Boeing whistleblower found dead after giving evidence against plane maker

Boeing whistleblower found dead after giving evidence against plane maker
Safety concerns about Boeing's production standards are ongoing (Image credit: @wolterke/Adobe Stock)

A whistleblower has been found dead in the US days after giving evidence against Boeing in a lawsuit.

62-year-old John Barnett died from “what appears to be a self-inflicted gunshot wound” on 9 March and police are investigating the incident, the Charleston County Coroner’s Office told media this week.

Barnett had worked for Boeing for 32 years until his retirement in 2017 and was known for raising concerns about the manufacturer’s production standards.

In response to the news of his death, a Boeing spokesperson said: “We are saddened by Mr. Barnett’s passing, and our thoughts are with his family and friends.”

The news comes after the plane maker has suffered reputational damage in light of an incident in January where a door panel blew off an Alaska Airlines Boeing B737 MAX 9 aircraft mid-flight.

An investigation into the incident determined that missing bolts caused the door panel to fall off.

Serious safety concerns have been raised by airlines and regulators alike over the plane maker’s production standards since January.

From 2010, Barnett worked as a quality manager at the North Charleston plant making the 787 Dreamliner.

In 2019, he told BBC News that under-pressure workers had been deliberately fitting sub-standard parts to aircraft on the production line.

He also said he had uncovered serious problems with oxygen systems, which could mean one in four breathing masks would not work in an emergency.

In the same year, Barnett also told The New York Times that he had discovered clusters of metal shavings left near electrical systems for flight controls, which he said could have “catastrophic” results if the shavings penetrated the wiring.

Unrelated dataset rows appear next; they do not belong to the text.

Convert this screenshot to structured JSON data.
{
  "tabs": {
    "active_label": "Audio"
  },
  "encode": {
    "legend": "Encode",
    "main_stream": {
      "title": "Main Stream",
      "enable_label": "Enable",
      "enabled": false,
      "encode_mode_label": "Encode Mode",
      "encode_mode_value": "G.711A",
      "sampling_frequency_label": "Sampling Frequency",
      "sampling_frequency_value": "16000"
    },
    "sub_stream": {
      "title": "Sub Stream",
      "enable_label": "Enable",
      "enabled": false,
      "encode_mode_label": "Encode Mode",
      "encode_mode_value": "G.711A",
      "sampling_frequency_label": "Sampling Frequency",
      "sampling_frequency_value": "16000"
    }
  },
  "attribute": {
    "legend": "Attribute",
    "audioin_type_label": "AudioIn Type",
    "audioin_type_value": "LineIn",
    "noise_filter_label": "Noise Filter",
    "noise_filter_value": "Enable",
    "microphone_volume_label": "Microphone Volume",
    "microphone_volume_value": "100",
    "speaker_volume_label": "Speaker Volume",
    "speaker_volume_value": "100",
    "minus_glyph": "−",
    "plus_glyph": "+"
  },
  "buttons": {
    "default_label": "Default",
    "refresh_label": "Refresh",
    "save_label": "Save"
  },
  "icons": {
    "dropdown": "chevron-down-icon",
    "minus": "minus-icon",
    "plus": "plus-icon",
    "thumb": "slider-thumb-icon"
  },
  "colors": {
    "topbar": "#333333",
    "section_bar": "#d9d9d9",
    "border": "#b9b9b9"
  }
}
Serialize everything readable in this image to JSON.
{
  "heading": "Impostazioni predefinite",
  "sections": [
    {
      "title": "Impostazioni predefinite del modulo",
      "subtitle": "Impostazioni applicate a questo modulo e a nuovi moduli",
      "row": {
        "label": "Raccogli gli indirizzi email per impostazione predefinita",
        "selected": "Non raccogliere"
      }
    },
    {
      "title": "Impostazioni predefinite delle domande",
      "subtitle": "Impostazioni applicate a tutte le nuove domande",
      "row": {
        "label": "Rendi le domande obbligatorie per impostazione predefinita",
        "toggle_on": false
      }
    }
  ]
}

The whistleblower said he repeatedly raised his concerns to his bosses but was ignored and instead transferred to another part of the plant. Boeing has denied Barnett’s claims.

He later filed a whistleblower complaint with the Federal Aviation Administration – the US civil aviation regulator.

In 2017, the FAA issued a directive requiring that 787s be cleared of shavings before delivery, according to the story.

Reuters reports today that Southwest Airlines has cut its forecast for the number of aircraft deliveries it expects from Boeing, causing the largest domestic US carrier to cut its capacity for the second half of this year.

Since the Alaska Airlines incident in January, it has been rumoured that a number of major airlines would pull out of Boeing orders over growing safety concerns.